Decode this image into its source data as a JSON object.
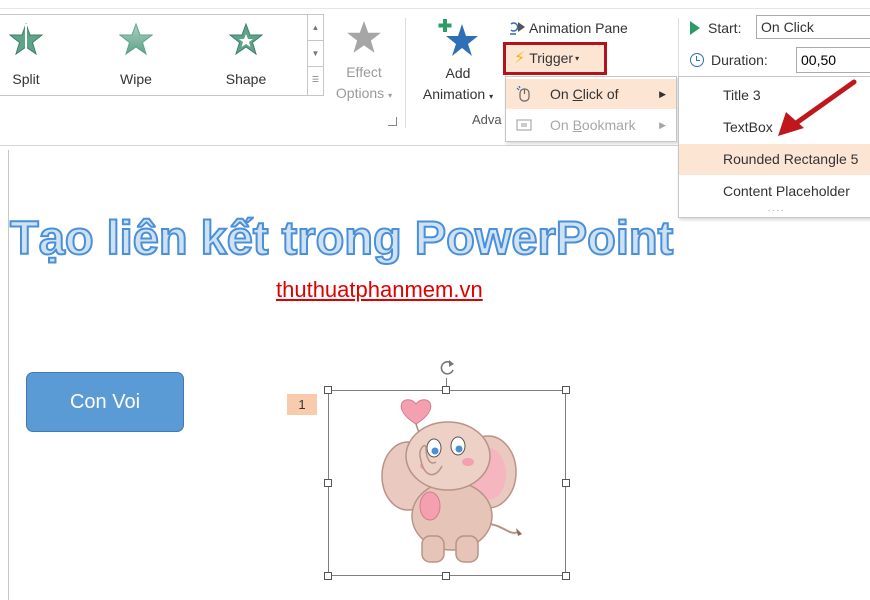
{
  "ribbon": {
    "gallery": {
      "items": [
        {
          "label": "Split",
          "icon": "split-star-icon"
        },
        {
          "label": "Wipe",
          "icon": "wipe-star-icon"
        },
        {
          "label": "Shape",
          "icon": "shape-star-icon"
        }
      ]
    },
    "effect_options": {
      "line1": "Effect",
      "line2": "Options"
    },
    "add_animation": {
      "line1": "Add",
      "line2": "Animation"
    },
    "advanced_group_label": "Adva",
    "animation_pane": "Animation Pane",
    "trigger": "Trigger",
    "timing": {
      "start_label": "Start:",
      "start_value": "On Click",
      "duration_label": "Duration:",
      "duration_value": "00,50"
    }
  },
  "trigger_menu": {
    "items": [
      {
        "prefix": "On ",
        "underline": "C",
        "rest": "lick of",
        "state": "highlighted"
      },
      {
        "prefix": "On ",
        "underline": "B",
        "rest": "ookmark",
        "state": "disabled"
      }
    ]
  },
  "submenu": {
    "items": [
      "Title 3",
      "TextBox",
      "Rounded Rectangle 5",
      "Content Placeholder"
    ],
    "highlighted_index": 2
  },
  "slide": {
    "title": "Tạo liên kết trong PowerPoint",
    "link": "thuthuatphanmem.vn",
    "button_label": "Con Voi",
    "animation_tag": "1"
  },
  "colors": {
    "trigger_border": "#b3141b",
    "highlight": "#fde5d4",
    "shape_fill": "#5b9bd5",
    "link": "#e00000",
    "title_stroke": "#4a90d9"
  }
}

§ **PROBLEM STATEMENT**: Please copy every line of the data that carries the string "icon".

§ **ANSWER TO THE EXERCISE**:
          "icon": "split-star-icon"
          "icon": "wipe-star-icon"
          "icon": "shape-star-icon"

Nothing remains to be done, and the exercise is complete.